- Loneliness was higher among those respondents who were unemployed, regardless of age.
- Respondents who filled in the version of the survey for people who were blind or partially sighted reported slightly more loneliness, especially if they felt discrimination was high.
- Respondents who were parents tended to feel less lonely, except if they were aged 18-24 where they reported higher rates of loneliness.
- Respondents in relationships tended to feel less lonely than those who said they were single.
- Respondents who live alone were only slightly more likely to feel lonely more often. That finding suggests that living alone isn't as much of a problem as spending lots of time alone.
- Respondents who are carers reported higher loneliness levels if they are female.
- Respondents who identified as gay or bisexual felt lonelier, but only if they felt discriminated against.
- Respondents with lower socioeconomic status felt lonelier, but only if they felt discriminated against.
You might guess evenings or winter; in fact, most respondents said there was no specific time of day or time of the year when they felt most lonely.
When respondents who felt lonely chose a time a day, they chose evenings.
- When the word loneliness was not used in the questions, 30% of respondents move from the 'never' to 'sometimes' lonely groups, showing people may not like to admit feeling lonely.
- Feelings of shame related to loneliness were higher among respondents who reported feeling lonely, with women feeling even more shame about feeling lonely than men.
- Feelings of shame surrounding loneliness went down with the age of the respondent.
- Find distracting activities or dedicate time to work, study, or hobbies.
- Join a social club or take up new social activities and past times.
- Change your thinking to make it more positive.
- Start a conversation with anyone.

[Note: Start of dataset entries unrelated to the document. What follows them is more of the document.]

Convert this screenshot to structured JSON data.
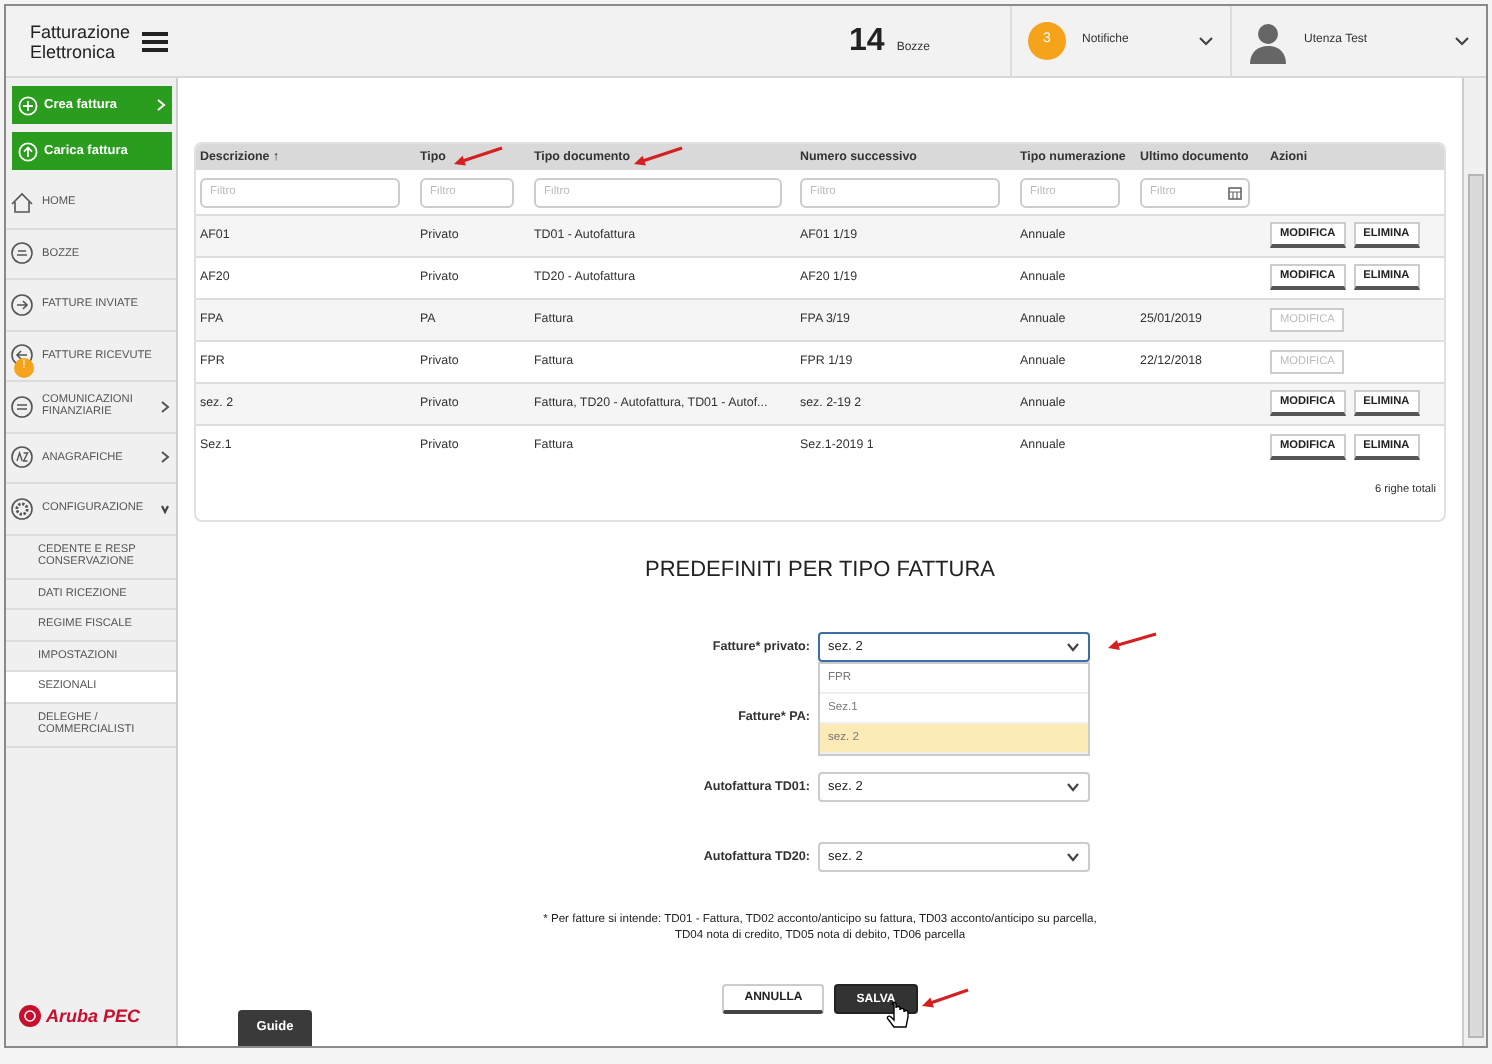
{
  "app": {
    "title": "Fatturazione Elettronica"
  },
  "header": {
    "drafts_count": "14",
    "drafts_label": "Bozze",
    "notifications_count": "3",
    "notifications_label": "Notifiche",
    "user": "Utenza Test"
  },
  "sidebar": {
    "actions": [
      {
        "label": "Crea fattura",
        "expandable": true
      },
      {
        "label": "Carica fattura",
        "expandable": false
      }
    ],
    "items": [
      {
        "label": "HOME"
      },
      {
        "label": "BOZZE"
      },
      {
        "label": "FATTURE INVIATE"
      },
      {
        "label": "FATTURE RICEVUTE",
        "badge": "!"
      },
      {
        "label": "COMUNICAZIONI FINANZIARIE",
        "expanded": false
      },
      {
        "label": "ANAGRAFICHE",
        "expanded": false
      },
      {
        "label": "CONFIGURAZIONE",
        "expanded": true,
        "children": [
          {
            "label": "CEDENTE E RESP CONSERVAZIONE",
            "selected": false
          },
          {
            "label": "DATI RICEZIONE",
            "selected": false
          },
          {
            "label": "REGIME FISCALE",
            "selected": false
          },
          {
            "label": "IMPOSTAZIONI",
            "selected": false
          },
          {
            "label": "SEZIONALI",
            "selected": true
          },
          {
            "label": "DELEGHE / COMMERCIALISTI",
            "selected": false
          }
        ]
      }
    ],
    "logo": "Aruba PEC"
  },
  "table": {
    "columns": [
      {
        "label": "Descrizione",
        "sort_icon": "↑"
      },
      {
        "label": "Tipo"
      },
      {
        "label": "Tipo documento"
      },
      {
        "label": "Numero successivo"
      },
      {
        "label": "Tipo numerazione"
      },
      {
        "label": "Ultimo documento"
      },
      {
        "label": "Azioni"
      }
    ],
    "filters": [
      {
        "placeholder": "Filtro",
        "kind": "text"
      },
      {
        "placeholder": "Filtro",
        "kind": "text"
      },
      {
        "placeholder": "Filtro",
        "kind": "text"
      },
      {
        "placeholder": "Filtro",
        "kind": "text"
      },
      {
        "placeholder": "Filtro",
        "kind": "text"
      },
      {
        "placeholder": "Filtro",
        "kind": "date"
      }
    ],
    "rows": [
      {
        "cells": [
          "AF01",
          "Privato",
          "TD01 - Autofattura",
          "AF01 1/19",
          "Annuale",
          ""
        ],
        "actions": [
          {
            "label": "MODIFICA",
            "disabled": false
          },
          {
            "label": "ELIMINA",
            "disabled": false
          }
        ]
      },
      {
        "cells": [
          "AF20",
          "Privato",
          "TD20 - Autofattura",
          "AF20 1/19",
          "Annuale",
          ""
        ],
        "actions": [
          {
            "label": "MODIFICA",
            "disabled": false
          },
          {
            "label": "ELIMINA",
            "disabled": false
          }
        ]
      },
      {
        "cells": [
          "FPA",
          "PA",
          "Fattura",
          "FPA 3/19",
          "Annuale",
          "25/01/2019"
        ],
        "actions": [
          {
            "label": "MODIFICA",
            "disabled": true
          }
        ]
      },
      {
        "cells": [
          "FPR",
          "Privato",
          "Fattura",
          "FPR 1/19",
          "Annuale",
          "22/12/2018"
        ],
        "actions": [
          {
            "label": "MODIFICA",
            "disabled": true
          }
        ]
      },
      {
        "cells": [
          "sez. 2",
          "Privato",
          "Fattura, TD20 - Autofattura, TD01 - Autof...",
          "sez. 2-19 2",
          "Annuale",
          ""
        ],
        "actions": [
          {
            "label": "MODIFICA",
            "disabled": false
          },
          {
            "label": "ELIMINA",
            "disabled": false
          }
        ]
      },
      {
        "cells": [
          "Sez.1",
          "Privato",
          "Fattura",
          "Sez.1-2019 1",
          "Annuale",
          ""
        ],
        "actions": [
          {
            "label": "MODIFICA",
            "disabled": false
          },
          {
            "label": "ELIMINA",
            "disabled": false
          }
        ]
      }
    ],
    "total": "6 righe totali"
  },
  "defaults": {
    "title": "PREDEFINITI PER TIPO FATTURA",
    "fields": [
      {
        "label": "Fatture* privato:",
        "value": "sez. 2",
        "open": true,
        "options": [
          {
            "label": "FPR",
            "selected": false
          },
          {
            "label": "Sez.1",
            "selected": false
          },
          {
            "label": "sez. 2",
            "selected": true
          }
        ]
      },
      {
        "label": "Fatture* PA:"
      },
      {
        "label": "Autofattura TD01:",
        "value": "sez. 2"
      },
      {
        "label": "Autofattura TD20:",
        "value": "sez. 2"
      }
    ],
    "note": "* Per fatture si intende: TD01 - Fattura, TD02 acconto/anticipo su fattura, TD03 acconto/anticipo su parcella, TD04 nota di credito, TD05 nota di debito, TD06 parcella",
    "buttons": [
      {
        "label": "ANNULLA",
        "kind": "secondary"
      },
      {
        "label": "SALVA",
        "kind": "primary"
      }
    ]
  },
  "guide": "Guide"
}
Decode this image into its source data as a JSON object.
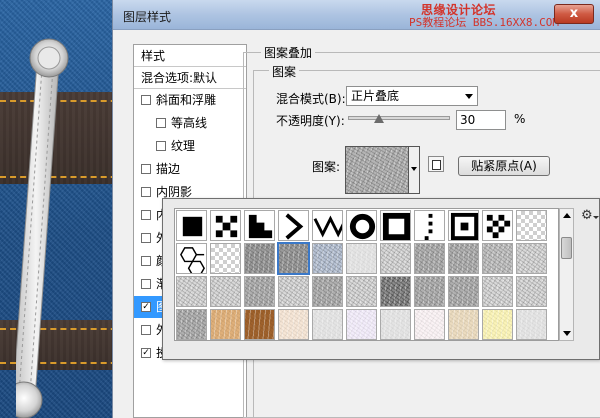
{
  "dialog": {
    "title": "图层样式",
    "watermark": {
      "line1": "思缘设计论坛",
      "line2": "PS教程论坛",
      "line3": "BBS.16XX8.COM"
    },
    "close_label": "x"
  },
  "styles_panel": {
    "header": "样式",
    "blend_options": "混合选项:默认",
    "items": [
      {
        "label": "斜面和浮雕",
        "checked": false
      },
      {
        "label": "等高线",
        "checked": false
      },
      {
        "label": "纹理",
        "checked": false
      },
      {
        "label": "描边",
        "checked": false
      },
      {
        "label": "内阴影",
        "checked": false
      },
      {
        "label": "内",
        "checked": false
      },
      {
        "label": "外",
        "checked": false
      },
      {
        "label": "颜",
        "checked": false
      },
      {
        "label": "渐",
        "checked": false
      },
      {
        "label": "图",
        "checked": true
      },
      {
        "label": "外",
        "checked": false
      },
      {
        "label": "投",
        "checked": true
      }
    ]
  },
  "pattern_overlay": {
    "section_title": "图案叠加",
    "group_title": "图案",
    "blend_mode_label": "混合模式(B):",
    "blend_mode_value": "正片叠底",
    "opacity_label": "不透明度(Y):",
    "opacity_value": "30",
    "opacity_percent": 30,
    "opacity_unit": "%",
    "pattern_label": "图案:",
    "snap_button": "贴紧原点(A)"
  },
  "pattern_picker": {
    "selected_index": 14,
    "scroll_position": 0.15,
    "tiles": [
      "black-square",
      "x-pattern",
      "staircase",
      "chevrons",
      "zigzag",
      "ring",
      "square-ring",
      "dots-column",
      "square-target",
      "checker-diamond",
      "transparent",
      "hexagons",
      "transparent",
      "noise-gray",
      "noise-gray",
      "noise-blue",
      "light-gray",
      "light-noise",
      "gray-noise",
      "gray-noise",
      "gray-grid",
      "light-noise",
      "light-noise",
      "light-noise",
      "gray-noise",
      "light-noise",
      "gray-noise",
      "light-noise",
      "dark-noise",
      "gray-noise",
      "gray-noise",
      "light-noise",
      "light-noise",
      "gray-noise",
      "tan",
      "brown",
      "light-peach",
      "light-gray",
      "lavender",
      "light-gray",
      "pink-white",
      "light-beige",
      "light-yellow",
      "light-gray"
    ],
    "colors": {
      "light-peach": "#f6e6d6",
      "tan": "#e0b07a",
      "brown": "#a0622c",
      "lavender": "#f2ecfa",
      "pink-white": "#faf2f4",
      "light-beige": "#ecdcc0",
      "light-yellow": "#fbf4b8"
    }
  },
  "icons": {
    "gear": "gear-icon",
    "new_preset": "new-preset-icon"
  }
}
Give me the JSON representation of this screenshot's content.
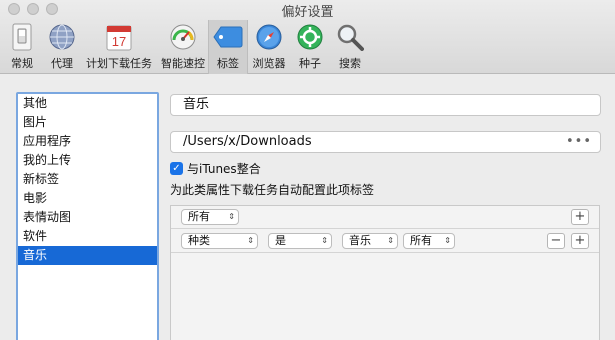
{
  "window": {
    "title": "偏好设置"
  },
  "toolbar": {
    "items": [
      {
        "label": "常规",
        "icon": "switch-icon"
      },
      {
        "label": "代理",
        "icon": "globe-icon"
      },
      {
        "label": "计划下载任务",
        "icon": "calendar-icon",
        "calendar_day": "17"
      },
      {
        "label": "智能速控",
        "icon": "speedometer-icon"
      },
      {
        "label": "标签",
        "icon": "tag-icon",
        "selected": true
      },
      {
        "label": "浏览器",
        "icon": "compass-icon"
      },
      {
        "label": "种子",
        "icon": "gear-icon"
      },
      {
        "label": "搜索",
        "icon": "magnifier-icon"
      }
    ]
  },
  "sidebar": {
    "items": [
      {
        "label": "其他"
      },
      {
        "label": "图片"
      },
      {
        "label": "应用程序"
      },
      {
        "label": "我的上传"
      },
      {
        "label": "新标签"
      },
      {
        "label": "电影"
      },
      {
        "label": "表情动图"
      },
      {
        "label": "软件"
      },
      {
        "label": "音乐",
        "selected": true
      }
    ]
  },
  "detail": {
    "tag_name": "音乐",
    "path": "/Users/x/Downloads",
    "path_button": "•••",
    "itunes_checkbox": {
      "label": "与iTunes整合",
      "checked": true
    },
    "description": "为此类属性下载任务自动配置此项标签",
    "rules": {
      "match_select": "所有",
      "add_symbol": "+",
      "remove_symbol": "−",
      "row": {
        "field": "种类",
        "operator": "是",
        "value": "音乐",
        "scope": "所有"
      }
    }
  },
  "colors": {
    "selection": "#1769d6",
    "checkbox": "#1a73e8",
    "list_focus": "#7aa7e0"
  }
}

- Talk to friends or family about feelings.
- Look for the good in every person you meet.
- Take time to think about why you feel lonely.
- Carry on and wait for the feeling to pass.
- Invite people without fearing rejection.
- Tell someone else you feel lonely.
An episode of All in the Mind, recorded in front of a live audience at Wellcome Collection and broadcast on BBC Radio 4 on 1 October 2018, delved further into the results of the survey.
A three-part series entitled The Anatomy of Loneliness, broadcast in October 2018, further breaks down the research into three programmes:
- the individual experience of loneliness;
- the role of friendship;
- how society plays its part.
You can listen to these shows here.
Inspired by true stories of loneliness, working with academics of the Wellcome Trust and the BBC Loneliness Experiment, BBC Drama North produced Me Myself I, a moving, original drama of three separate but interlinked stories. Broadcast on 4 October, Me Myself I offered a glimpse into the lives of three people from three generations, played by Siobhan Finneran, Sue Johnston, and Millie Gibson. You can listen to this show here.